(Source information)
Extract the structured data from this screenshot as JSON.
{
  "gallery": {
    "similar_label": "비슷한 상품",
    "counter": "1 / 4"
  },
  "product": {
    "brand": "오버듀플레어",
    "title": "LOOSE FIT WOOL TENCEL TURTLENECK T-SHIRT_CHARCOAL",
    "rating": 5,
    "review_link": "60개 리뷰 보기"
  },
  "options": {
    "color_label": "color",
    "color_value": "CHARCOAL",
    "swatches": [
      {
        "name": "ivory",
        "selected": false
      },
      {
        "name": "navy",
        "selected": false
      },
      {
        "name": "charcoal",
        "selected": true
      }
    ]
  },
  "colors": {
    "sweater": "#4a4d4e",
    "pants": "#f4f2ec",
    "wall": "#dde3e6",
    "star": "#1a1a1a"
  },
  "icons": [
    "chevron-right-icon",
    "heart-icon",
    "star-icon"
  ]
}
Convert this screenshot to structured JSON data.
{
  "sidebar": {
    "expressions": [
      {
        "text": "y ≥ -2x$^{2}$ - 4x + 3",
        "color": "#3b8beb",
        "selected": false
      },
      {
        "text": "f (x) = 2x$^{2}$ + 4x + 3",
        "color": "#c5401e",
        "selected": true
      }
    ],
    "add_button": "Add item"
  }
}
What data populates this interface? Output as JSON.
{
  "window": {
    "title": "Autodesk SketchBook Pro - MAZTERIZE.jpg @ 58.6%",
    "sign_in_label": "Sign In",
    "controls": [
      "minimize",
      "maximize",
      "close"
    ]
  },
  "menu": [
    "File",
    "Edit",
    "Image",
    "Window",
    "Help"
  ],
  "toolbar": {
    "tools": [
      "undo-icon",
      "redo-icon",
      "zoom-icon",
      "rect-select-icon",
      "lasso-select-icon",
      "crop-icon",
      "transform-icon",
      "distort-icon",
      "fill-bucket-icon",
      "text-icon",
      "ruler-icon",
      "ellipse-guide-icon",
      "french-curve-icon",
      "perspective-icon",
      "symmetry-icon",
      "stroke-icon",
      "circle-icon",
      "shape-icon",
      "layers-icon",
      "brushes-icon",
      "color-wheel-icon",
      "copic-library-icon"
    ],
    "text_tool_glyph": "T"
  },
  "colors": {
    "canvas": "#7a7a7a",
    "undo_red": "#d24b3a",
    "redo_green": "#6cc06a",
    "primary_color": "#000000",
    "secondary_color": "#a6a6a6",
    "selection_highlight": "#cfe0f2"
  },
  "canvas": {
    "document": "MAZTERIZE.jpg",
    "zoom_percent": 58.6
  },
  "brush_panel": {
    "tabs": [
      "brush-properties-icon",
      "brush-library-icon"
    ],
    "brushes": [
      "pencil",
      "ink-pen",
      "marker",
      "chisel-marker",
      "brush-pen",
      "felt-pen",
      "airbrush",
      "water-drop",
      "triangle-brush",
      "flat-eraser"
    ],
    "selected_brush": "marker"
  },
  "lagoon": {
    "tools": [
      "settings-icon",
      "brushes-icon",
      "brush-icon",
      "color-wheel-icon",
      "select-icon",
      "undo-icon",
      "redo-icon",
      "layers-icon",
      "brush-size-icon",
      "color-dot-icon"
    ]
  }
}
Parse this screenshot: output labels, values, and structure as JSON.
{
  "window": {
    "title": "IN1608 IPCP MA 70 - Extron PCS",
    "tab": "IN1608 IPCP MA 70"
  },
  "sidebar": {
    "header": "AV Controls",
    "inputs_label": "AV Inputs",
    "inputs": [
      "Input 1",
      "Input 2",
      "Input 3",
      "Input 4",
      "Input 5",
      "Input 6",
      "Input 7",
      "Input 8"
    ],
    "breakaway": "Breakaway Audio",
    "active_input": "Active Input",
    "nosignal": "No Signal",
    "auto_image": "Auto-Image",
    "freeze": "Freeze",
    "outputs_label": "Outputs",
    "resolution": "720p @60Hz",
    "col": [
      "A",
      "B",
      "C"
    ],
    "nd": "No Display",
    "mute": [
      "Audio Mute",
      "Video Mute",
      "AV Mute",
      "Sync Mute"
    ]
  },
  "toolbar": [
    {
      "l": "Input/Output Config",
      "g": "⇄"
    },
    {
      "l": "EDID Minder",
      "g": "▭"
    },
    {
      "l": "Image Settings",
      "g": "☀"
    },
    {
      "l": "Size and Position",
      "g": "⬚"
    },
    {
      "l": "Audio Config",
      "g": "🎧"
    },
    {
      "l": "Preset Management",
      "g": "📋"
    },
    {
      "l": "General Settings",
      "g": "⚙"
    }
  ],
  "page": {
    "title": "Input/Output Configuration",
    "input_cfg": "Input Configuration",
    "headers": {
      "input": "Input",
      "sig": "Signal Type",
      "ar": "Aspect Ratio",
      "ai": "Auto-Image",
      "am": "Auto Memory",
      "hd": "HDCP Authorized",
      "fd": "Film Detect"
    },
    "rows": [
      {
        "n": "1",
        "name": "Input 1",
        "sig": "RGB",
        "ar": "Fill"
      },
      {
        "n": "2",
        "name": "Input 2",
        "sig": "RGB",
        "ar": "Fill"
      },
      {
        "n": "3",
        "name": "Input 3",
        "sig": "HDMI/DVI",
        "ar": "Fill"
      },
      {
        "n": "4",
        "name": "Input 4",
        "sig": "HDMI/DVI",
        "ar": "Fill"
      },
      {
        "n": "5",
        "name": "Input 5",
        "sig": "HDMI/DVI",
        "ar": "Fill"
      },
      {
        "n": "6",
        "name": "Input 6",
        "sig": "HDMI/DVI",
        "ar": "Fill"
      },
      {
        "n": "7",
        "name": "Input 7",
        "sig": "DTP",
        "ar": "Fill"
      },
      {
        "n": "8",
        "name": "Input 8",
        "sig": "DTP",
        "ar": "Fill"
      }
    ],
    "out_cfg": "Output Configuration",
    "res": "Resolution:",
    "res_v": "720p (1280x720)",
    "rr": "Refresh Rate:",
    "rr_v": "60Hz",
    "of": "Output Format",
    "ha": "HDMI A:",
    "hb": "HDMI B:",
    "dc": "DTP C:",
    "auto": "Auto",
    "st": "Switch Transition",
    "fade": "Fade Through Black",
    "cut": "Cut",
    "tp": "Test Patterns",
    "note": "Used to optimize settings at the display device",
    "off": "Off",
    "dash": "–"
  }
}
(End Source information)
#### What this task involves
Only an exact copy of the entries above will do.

#### Worked solution
Extract the structured data from this screenshot as JSON.
{
  "gallery": {
    "similar_label": "비슷한 상품",
    "counter": "1 / 4"
  },
  "product": {
    "brand": "오버듀플레어",
    "title": "LOOSE FIT WOOL TENCEL TURTLENECK T-SHIRT_CHARCOAL",
    "rating": 5,
    "review_link": "60개 리뷰 보기"
  },
  "options": {
    "color_label": "color",
    "color_value": "CHARCOAL",
    "swatches": [
      {
        "name": "ivory",
        "selected": false
      },
      {
        "name": "navy",
        "selected": false
      },
      {
        "name": "charcoal",
        "selected": true
      }
    ]
  },
  "colors": {
    "sweater": "#4a4d4e",
    "pants": "#f4f2ec",
    "wall": "#dde3e6",
    "star": "#1a1a1a"
  },
  "icons": [
    "chevron-right-icon",
    "heart-icon",
    "star-icon"
  ]
}
Convert this screenshot to structured JSON data.
{
  "sidebar": {
    "expressions": [
      {
        "text": "y ≥ -2x$^{2}$ - 4x + 3",
        "color": "#3b8beb",
        "selected": false
      },
      {
        "text": "f (x) = 2x$^{2}$ + 4x + 3",
        "color": "#c5401e",
        "selected": true
      }
    ],
    "add_button": "Add item"
  }
}
What data populates this interface? Output as JSON.
{
  "window": {
    "title": "Autodesk SketchBook Pro - MAZTERIZE.jpg @ 58.6%",
    "sign_in_label": "Sign In",
    "controls": [
      "minimize",
      "maximize",
      "close"
    ]
  },
  "menu": [
    "File",
    "Edit",
    "Image",
    "Window",
    "Help"
  ],
  "toolbar": {
    "tools": [
      "undo-icon",
      "redo-icon",
      "zoom-icon",
      "rect-select-icon",
      "lasso-select-icon",
      "crop-icon",
      "transform-icon",
      "distort-icon",
      "fill-bucket-icon",
      "text-icon",
      "ruler-icon",
      "ellipse-guide-icon",
      "french-curve-icon",
      "perspective-icon",
      "symmetry-icon",
      "stroke-icon",
      "circle-icon",
      "shape-icon",
      "layers-icon",
      "brushes-icon",
      "color-wheel-icon",
      "copic-library-icon"
    ],
    "text_tool_glyph": "T"
  },
  "colors": {
    "canvas": "#7a7a7a",
    "undo_red": "#d24b3a",
    "redo_green": "#6cc06a",
    "primary_color": "#000000",
    "secondary_color": "#a6a6a6",
    "selection_highlight": "#cfe0f2"
  },
  "canvas": {
    "document": "MAZTERIZE.jpg",
    "zoom_percent": 58.6
  },
  "brush_panel": {
    "tabs": [
      "brush-properties-icon",
      "brush-library-icon"
    ],
    "brushes": [
      "pencil",
      "ink-pen",
      "marker",
      "chisel-marker",
      "brush-pen",
      "felt-pen",
      "airbrush",
      "water-drop",
      "triangle-brush",
      "flat-eraser"
    ],
    "selected_brush": "marker"
  },
  "lagoon": {
    "tools": [
      "settings-icon",
      "brushes-icon",
      "brush-icon",
      "color-wheel-icon",
      "select-icon",
      "undo-icon",
      "redo-icon",
      "layers-icon",
      "brush-size-icon",
      "color-dot-icon"
    ]
  }
}
Parse this screenshot: output labels, values, and structure as JSON.
{
  "window": {
    "title": "IN1608 IPCP MA 70 - Extron PCS",
    "tab": "IN1608 IPCP MA 70"
  },
  "sidebar": {
    "header": "AV Controls",
    "inputs_label": "AV Inputs",
    "inputs": [
      "Input 1",
      "Input 2",
      "Input 3",
      "Input 4",
      "Input 5",
      "Input 6",
      "Input 7",
      "Input 8"
    ],
    "breakaway": "Breakaway Audio",
    "active_input": "Active Input",
    "nosignal": "No Signal",
    "auto_image": "Auto-Image",
    "freeze": "Freeze",
    "outputs_label": "Outputs",
    "resolution": "720p @60Hz",
    "col": [
      "A",
      "B",
      "C"
    ],
    "nd": "No Display",
    "mute": [
      "Audio Mute",
      "Video Mute",
      "AV Mute",
      "Sync Mute"
    ]
  },
  "toolbar": [
    {
      "l": "Input/Output Config",
      "g": "⇄"
    },
    {
      "l": "EDID Minder",
      "g": "▭"
    },
    {
      "l": "Image Settings",
      "g": "☀"
    },
    {
      "l": "Size and Position",
      "g": "⬚"
    },
    {
      "l": "Audio Config",
      "g": "🎧"
    },
    {
      "l": "Preset Management",
      "g": "📋"
    },
    {
      "l": "General Settings",
      "g": "⚙"
    }
  ],
  "page": {
    "title": "Input/Output Configuration",
    "input_cfg": "Input Configuration",
    "headers": {
      "input": "Input",
      "sig": "Signal Type",
      "ar": "Aspect Ratio",
      "ai": "Auto-Image",
      "am": "Auto Memory",
      "hd": "HDCP Authorized",
      "fd": "Film Detect"
    },
    "rows": [
      {
        "n": "1",
        "name": "Input 1",
        "sig": "RGB",
        "ar": "Fill"
      },
      {
        "n": "2",
        "name": "Input 2",
        "sig": "RGB",
        "ar": "Fill"
      },
      {
        "n": "3",
        "name": "Input 3",
        "sig": "HDMI/DVI",
        "ar": "Fill"
      },
      {
        "n": "4",
        "name": "Input 4",
        "sig": "HDMI/DVI",
        "ar": "Fill"
      },
      {
        "n": "5",
        "name": "Input 5",
        "sig": "HDMI/DVI",
        "ar": "Fill"
      },
      {
        "n": "6",
        "name": "Input 6",
        "sig": "HDMI/DVI",
        "ar": "Fill"
      },
      {
        "n": "7",
        "name": "Input 7",
        "sig": "DTP",
        "ar": "Fill"
      },
      {
        "n": "8",
        "name": "Input 8",
        "sig": "DTP",
        "ar": "Fill"
      }
    ],
    "out_cfg": "Output Configuration",
    "res": "Resolution:",
    "res_v": "720p (1280x720)",
    "rr": "Refresh Rate:",
    "rr_v": "60Hz",
    "of": "Output Format",
    "ha": "HDMI A:",
    "hb": "HDMI B:",
    "dc": "DTP C:",
    "auto": "Auto",
    "st": "Switch Transition",
    "fade": "Fade Through Black",
    "cut": "Cut",
    "tp": "Test Patterns",
    "note": "Used to optimize settings at the display device",
    "off": "Off",
    "dash": "–"
  }
}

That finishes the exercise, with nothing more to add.